Element data from apps and pages:

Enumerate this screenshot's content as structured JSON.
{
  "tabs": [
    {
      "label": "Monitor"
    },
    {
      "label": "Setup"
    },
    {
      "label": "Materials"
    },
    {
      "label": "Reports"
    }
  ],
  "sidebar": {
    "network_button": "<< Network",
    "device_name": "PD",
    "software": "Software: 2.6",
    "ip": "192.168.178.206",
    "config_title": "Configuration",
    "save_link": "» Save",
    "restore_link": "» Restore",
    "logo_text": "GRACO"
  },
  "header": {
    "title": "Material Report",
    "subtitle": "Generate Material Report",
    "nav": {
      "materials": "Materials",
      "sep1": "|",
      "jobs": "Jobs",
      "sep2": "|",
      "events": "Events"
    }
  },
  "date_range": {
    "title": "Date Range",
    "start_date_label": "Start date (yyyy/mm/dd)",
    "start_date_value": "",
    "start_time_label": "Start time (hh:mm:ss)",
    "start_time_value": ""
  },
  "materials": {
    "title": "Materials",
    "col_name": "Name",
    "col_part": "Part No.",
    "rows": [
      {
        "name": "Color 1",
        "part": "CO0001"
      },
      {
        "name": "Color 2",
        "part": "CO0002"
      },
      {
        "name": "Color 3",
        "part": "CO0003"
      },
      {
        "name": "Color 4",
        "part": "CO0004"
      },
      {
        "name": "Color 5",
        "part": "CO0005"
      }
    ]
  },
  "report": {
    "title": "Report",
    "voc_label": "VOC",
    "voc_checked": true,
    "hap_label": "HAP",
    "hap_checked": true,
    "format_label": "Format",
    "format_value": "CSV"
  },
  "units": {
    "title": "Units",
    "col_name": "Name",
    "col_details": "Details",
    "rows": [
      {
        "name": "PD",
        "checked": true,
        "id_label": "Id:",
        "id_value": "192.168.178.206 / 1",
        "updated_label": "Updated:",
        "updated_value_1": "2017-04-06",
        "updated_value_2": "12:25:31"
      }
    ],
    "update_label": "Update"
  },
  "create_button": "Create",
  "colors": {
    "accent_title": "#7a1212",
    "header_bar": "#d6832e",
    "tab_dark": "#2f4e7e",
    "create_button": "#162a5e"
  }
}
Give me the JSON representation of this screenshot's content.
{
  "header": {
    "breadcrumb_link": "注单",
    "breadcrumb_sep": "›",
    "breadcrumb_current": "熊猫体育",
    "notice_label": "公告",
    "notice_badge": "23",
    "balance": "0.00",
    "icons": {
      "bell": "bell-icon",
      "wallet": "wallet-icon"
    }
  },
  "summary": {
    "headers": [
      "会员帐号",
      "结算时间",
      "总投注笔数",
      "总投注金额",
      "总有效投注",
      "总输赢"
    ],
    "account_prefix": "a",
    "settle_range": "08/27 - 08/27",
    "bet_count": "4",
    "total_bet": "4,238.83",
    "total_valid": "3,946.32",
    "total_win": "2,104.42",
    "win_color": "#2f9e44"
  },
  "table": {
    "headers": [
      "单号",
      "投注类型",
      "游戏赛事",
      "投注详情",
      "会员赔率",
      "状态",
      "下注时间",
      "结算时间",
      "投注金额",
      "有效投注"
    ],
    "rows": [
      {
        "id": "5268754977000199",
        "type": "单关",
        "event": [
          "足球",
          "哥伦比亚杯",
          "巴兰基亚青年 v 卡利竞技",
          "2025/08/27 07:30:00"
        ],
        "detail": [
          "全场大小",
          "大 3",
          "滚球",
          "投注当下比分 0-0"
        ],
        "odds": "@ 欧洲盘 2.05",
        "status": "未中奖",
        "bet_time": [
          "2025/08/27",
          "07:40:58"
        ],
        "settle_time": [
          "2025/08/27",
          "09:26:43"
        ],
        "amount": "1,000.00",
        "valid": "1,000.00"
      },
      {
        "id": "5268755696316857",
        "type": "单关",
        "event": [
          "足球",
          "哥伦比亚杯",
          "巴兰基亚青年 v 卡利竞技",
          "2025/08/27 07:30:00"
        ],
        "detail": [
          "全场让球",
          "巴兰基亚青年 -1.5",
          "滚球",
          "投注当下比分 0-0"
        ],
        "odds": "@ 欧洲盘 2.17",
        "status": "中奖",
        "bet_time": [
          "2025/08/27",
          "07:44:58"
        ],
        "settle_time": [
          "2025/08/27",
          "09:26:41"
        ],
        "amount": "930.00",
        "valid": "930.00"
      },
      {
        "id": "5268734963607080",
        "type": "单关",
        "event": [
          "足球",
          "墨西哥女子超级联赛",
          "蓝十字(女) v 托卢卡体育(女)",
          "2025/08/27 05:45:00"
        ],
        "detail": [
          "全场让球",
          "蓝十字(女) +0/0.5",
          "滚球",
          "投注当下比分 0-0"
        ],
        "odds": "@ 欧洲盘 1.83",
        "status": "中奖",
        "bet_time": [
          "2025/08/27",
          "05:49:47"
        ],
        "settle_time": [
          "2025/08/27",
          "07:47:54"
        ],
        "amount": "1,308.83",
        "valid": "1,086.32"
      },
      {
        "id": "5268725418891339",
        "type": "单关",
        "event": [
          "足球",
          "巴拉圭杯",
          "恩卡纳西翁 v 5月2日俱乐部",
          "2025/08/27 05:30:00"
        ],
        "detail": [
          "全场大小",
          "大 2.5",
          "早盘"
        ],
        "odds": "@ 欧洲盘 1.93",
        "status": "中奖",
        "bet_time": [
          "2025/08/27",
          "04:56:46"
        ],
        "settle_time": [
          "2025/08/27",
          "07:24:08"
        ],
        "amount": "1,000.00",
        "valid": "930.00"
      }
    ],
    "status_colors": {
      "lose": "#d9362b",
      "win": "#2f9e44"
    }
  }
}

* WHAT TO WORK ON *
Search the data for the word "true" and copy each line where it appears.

* YOUR SOLUTION *
    "voc_checked": true,
    "hap_checked": true,
        "checked": true,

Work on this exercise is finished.